The typing indicator doesn’t make people more polite, though. People still wait hours or even days to reply to messages they’ve obviously seen; we’re witnessing Funny Games levels of sociopathy with things as they are. When typing indicators appear and disappear, they can provoke the socially anxious among us into frenzied self-doubt: “What the FUCK did the person typing decide not to send?” It’s an incredibly effective way to add an element of devastating insecurity into a conversation.

I find it particularly distressing on Slack, the chat app I use for work, because Slack is where my bosses say things. Here is my typical thought pattern when I see a typing notification from a boss or intimidating coworker appear and disappear in Slack:

  1. I am about to be chastised.
  2. The person who is typing is agonizing over which sick burn to deploy during the chastisement, hence the indefinite “typing.”
  3. Or maybe the person typing was about to give me a compliment but thought better of it? No, a sick burn.
  4. The person typing had just written a collection of brutal owns, and then decided to save it for later, so they cut it and pasted it into some folder, where it sits, waiting.
  5. Or maybe they have a huge CRUSH ON ME!
  6. They’re probably trying to figure out how to impress me via witty conversation and they don’t want to sound stupid, because they think I am extremely smart, so that’s why they’re hemming and hawing: Out of love. Love for me. I am perfect, a jewel of the blogging world.
  7. WHAT HUBRIS IS THIS THEY HATE ME AND WANT ME GONE.

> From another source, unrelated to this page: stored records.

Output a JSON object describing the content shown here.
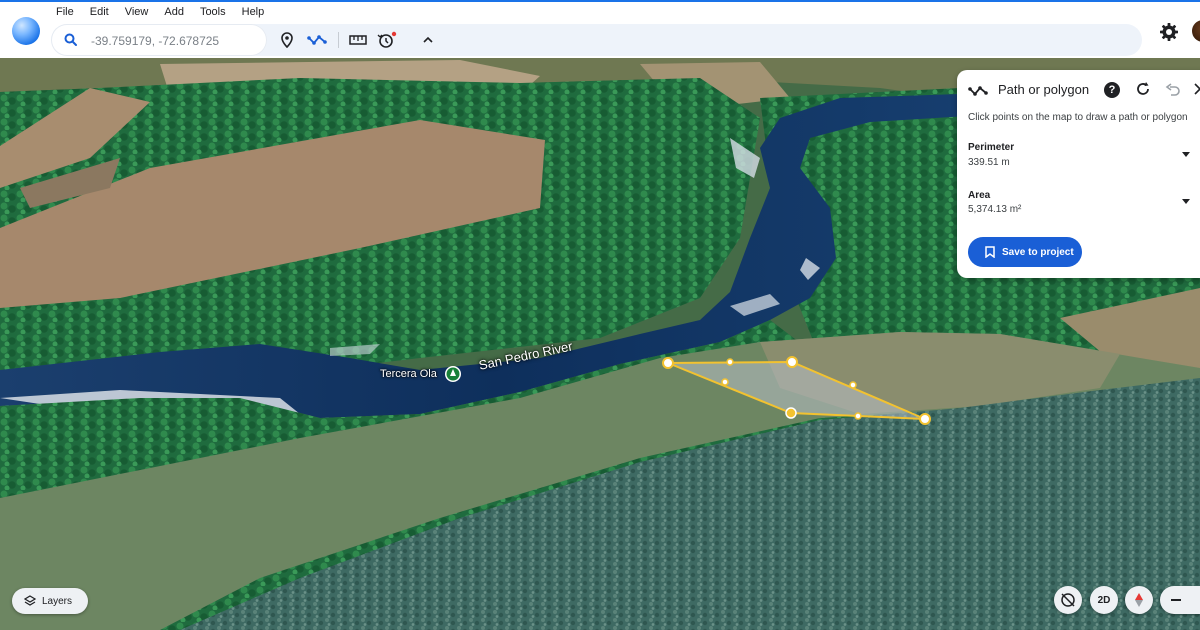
{
  "menu": [
    "File",
    "Edit",
    "View",
    "Add",
    "Tools",
    "Help"
  ],
  "search": {
    "placeholder": "-39.759179, -72.678725"
  },
  "toolbar_icons": [
    "place-marker-icon",
    "path-polygon-icon",
    "ruler-icon",
    "historical-imagery-icon",
    "collapse-chevron-icon"
  ],
  "header_right": {
    "settings_icon": "gear-icon",
    "avatar": "account-avatar"
  },
  "map": {
    "place_label": "Tercera Ola",
    "river_label": "San Pedro River"
  },
  "panel": {
    "title": "Path or polygon",
    "hint": "Click points on the map to draw a path or polygon",
    "perimeter": {
      "label": "Perimeter",
      "value": "339.51 m"
    },
    "area": {
      "label": "Area",
      "value": "5,374.13 m²"
    },
    "save_label": "Save to project"
  },
  "controls": {
    "layers_label": "Layers",
    "view_toggle_label": "2D"
  },
  "colors": {
    "accent": "#1a73e8",
    "save_button": "#1a5fd6",
    "polygon_stroke": "#f2c230",
    "river": "#0e2f5c"
  }
}
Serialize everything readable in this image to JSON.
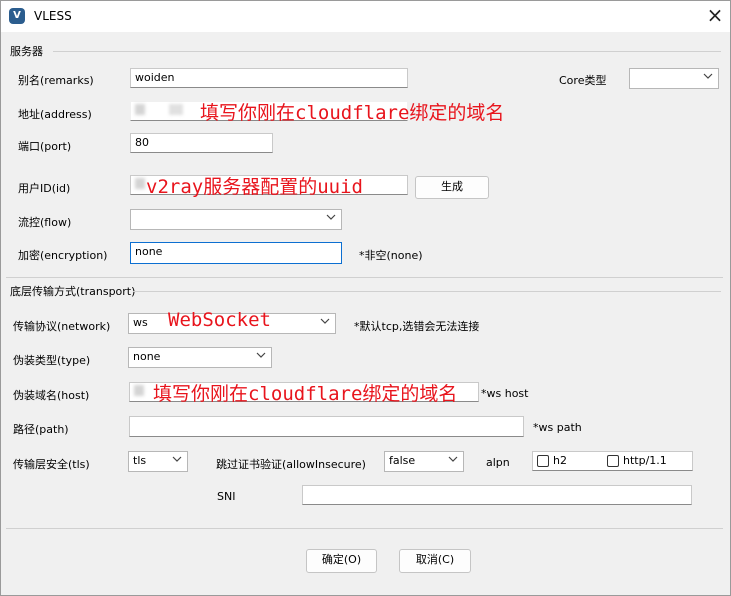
{
  "window": {
    "title": "VLESS",
    "icon": "V"
  },
  "server": {
    "section": "服务器",
    "remarks": {
      "label": "别名(remarks)",
      "value": "woiden"
    },
    "core": {
      "label": "Core类型",
      "value": ""
    },
    "address": {
      "label": "地址(address)",
      "annotation": "填写你刚在cloudflare绑定的域名"
    },
    "port": {
      "label": "端口(port)",
      "value": "80"
    },
    "uuid": {
      "label": "用户ID(id)",
      "annotation": "v2ray服务器配置的uuid",
      "generate": "生成"
    },
    "flow": {
      "label": "流控(flow)",
      "value": ""
    },
    "encryption": {
      "label": "加密(encryption)",
      "value": "none",
      "hint": "*非空(none)"
    }
  },
  "transport": {
    "section": "底层传输方式(transport)",
    "network": {
      "label": "传输协议(network)",
      "value": "ws",
      "annotation": "WebSocket",
      "hint": "*默认tcp,选错会无法连接"
    },
    "type": {
      "label": "伪装类型(type)",
      "value": "none"
    },
    "host": {
      "label": "伪装域名(host)",
      "annotation": "填写你刚在cloudflare绑定的域名",
      "hint": "*ws host"
    },
    "path": {
      "label": "路径(path)",
      "value": "",
      "hint": "*ws path"
    },
    "tls": {
      "label": "传输层安全(tls)",
      "value": "tls"
    },
    "allowInsecure": {
      "label": "跳过证书验证(allowInsecure)",
      "value": "false"
    },
    "alpn": {
      "label": "alpn",
      "options": [
        "h2",
        "http/1.1"
      ]
    },
    "sni": {
      "label": "SNI",
      "value": ""
    }
  },
  "buttons": {
    "ok": "确定(O)",
    "cancel": "取消(C)"
  },
  "colors": {
    "annotation": "#e8141c",
    "focus_border": "#0c6fd1"
  }
}
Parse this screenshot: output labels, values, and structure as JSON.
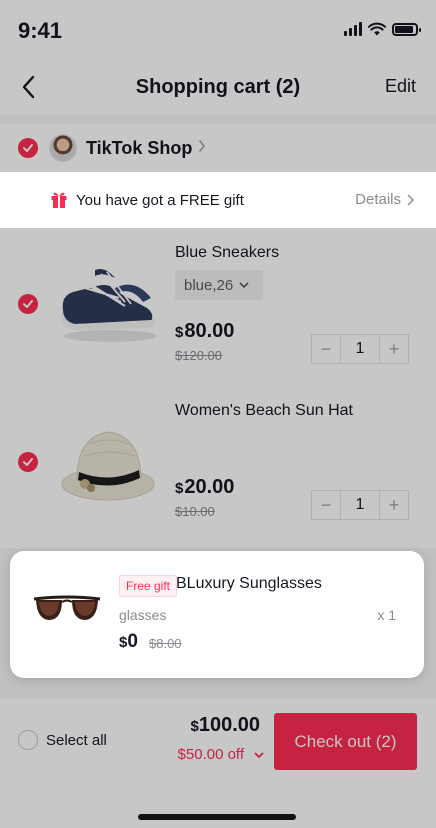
{
  "status_bar": {
    "time": "9:41"
  },
  "nav": {
    "title": "Shopping cart (2)",
    "edit_label": "Edit"
  },
  "shop": {
    "name": "TikTok Shop"
  },
  "gift_banner": {
    "text": "You have got a FREE gift",
    "details_label": "Details"
  },
  "items": [
    {
      "name": "Blue Sneakers",
      "variant": "blue,26",
      "currency": "$",
      "price": "80.00",
      "original_price": "$120.00",
      "quantity": "1",
      "selected": true,
      "icon": "sneaker-image"
    },
    {
      "name": "Women's Beach Sun Hat",
      "currency": "$",
      "price": "20.00",
      "original_price": "$10.00",
      "quantity": "1",
      "selected": true,
      "icon": "sun-hat-image"
    }
  ],
  "gift": {
    "badge": "Free gift",
    "name": "BLuxury Sunglasses",
    "variant": "glasses",
    "quantity": "x 1",
    "currency": "$",
    "price": "0",
    "original_price": "$8.00",
    "icon": "sunglasses-image"
  },
  "bottom_bar": {
    "select_all_label": "Select all",
    "currency": "$",
    "total": "100.00",
    "discount": "$50.00 off",
    "checkout_label": "Check out (2)"
  },
  "colors": {
    "accent": "#fe2c55",
    "text": "#161823",
    "muted": "#8a8b91"
  }
}
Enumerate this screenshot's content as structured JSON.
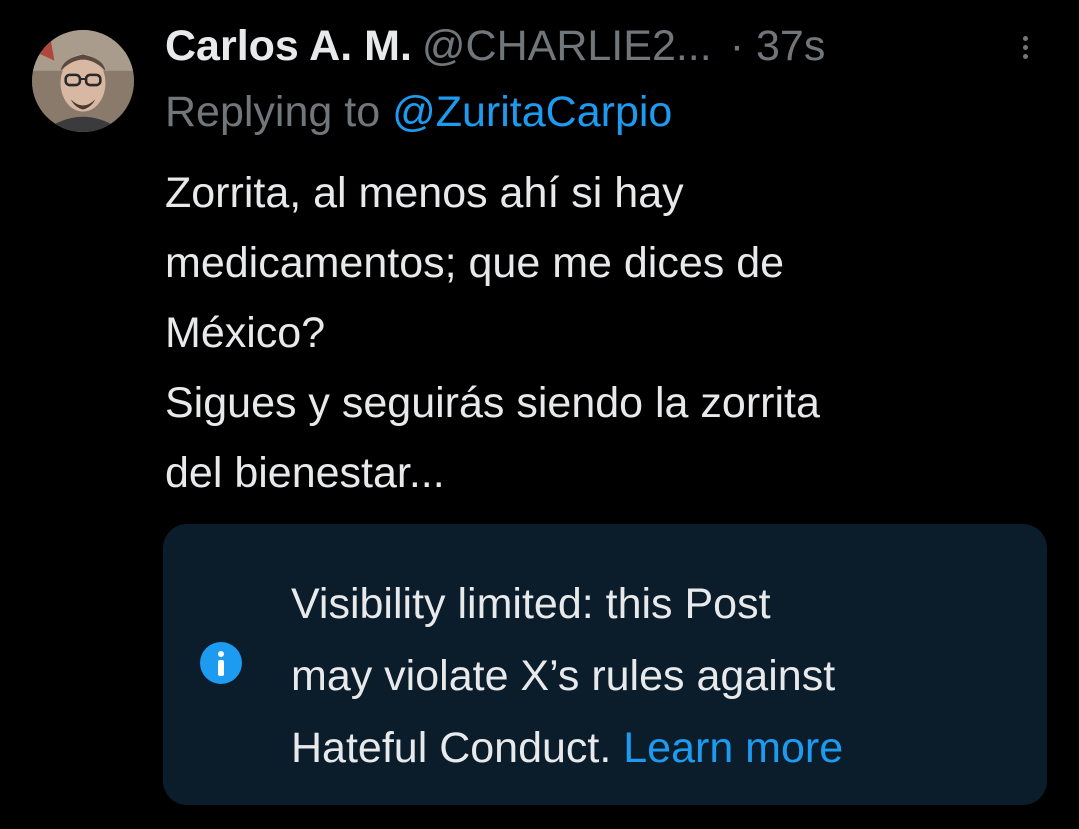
{
  "post": {
    "author": {
      "display_name": "Carlos A. M.",
      "handle": "@CHARLIE2...",
      "avatar_icon": "user-avatar-photo"
    },
    "separator": "·",
    "timestamp": "37s",
    "more_icon": "more-vertical-icon",
    "reply_prefix": "Replying to",
    "reply_to": "@ZuritaCarpio",
    "text_lines": [
      "Zorrita, al menos ahí si hay",
      "medicamentos; que me dices de",
      "México?",
      "Sigues y seguirás siendo la zorrita",
      "del bienestar..."
    ]
  },
  "notice": {
    "icon": "info-icon",
    "lines": [
      "Visibility limited: this Post",
      "may violate X’s rules against",
      "Hateful Conduct."
    ],
    "link_text": "Learn more"
  },
  "colors": {
    "background": "#000000",
    "text_primary": "#e7e9ea",
    "text_secondary": "#71767b",
    "accent": "#1d9bf0",
    "notice_background": "#0b1d2b"
  }
}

This is made all the more frustrating because there is another way. The other main source of chat anxiety, read receipts, is optional on most platforms. Why not make that floating dot dot dot bubble opt-in? I am not alone in my neurotic loathing of this chat feature. Back in 2014, a New York Times writer described getting so anxious about the dots that she talked to her therapist about it.

I realize, though, that this is perhaps the thought pattern of someone addled with self-doubt and paranoia, so I talked to Naomi S. Baron, a linguistics professor at American University. Baron wrote Words Onscreen: The Fate of Reading in a Digital World. I asked her if she saw the point of typing indicators, or whether she agreed that they are a vile scourge. Turns out, we’ve had completely different experiences with typing indicators, because she thinks they can be “interpersonally soothing.”

“The ability to let the other person know something’s coming can be extremely useful,” she told me, adding that she likes to see the dots when she’s texting with her son, so she knows not to put her phone down or worry. “As soon as I see those three dots, because we’re using iPhones, I know he’s got it, just be patient, I’m going to hear back soon.”

I described my Slack anxiety to Professor Baron. “The issue of whether the ellipses or ‘X is typing’ matters depends an awful lot of your relationship with the other person,” Baron said. “What are the relationships that you have to these people, and what are the suppositions they make when they don’t get something coming.”

Maybe if I do enough trust falls with my co-workers I’ll start to love typing indicators. Until then, those demonic dots need to go.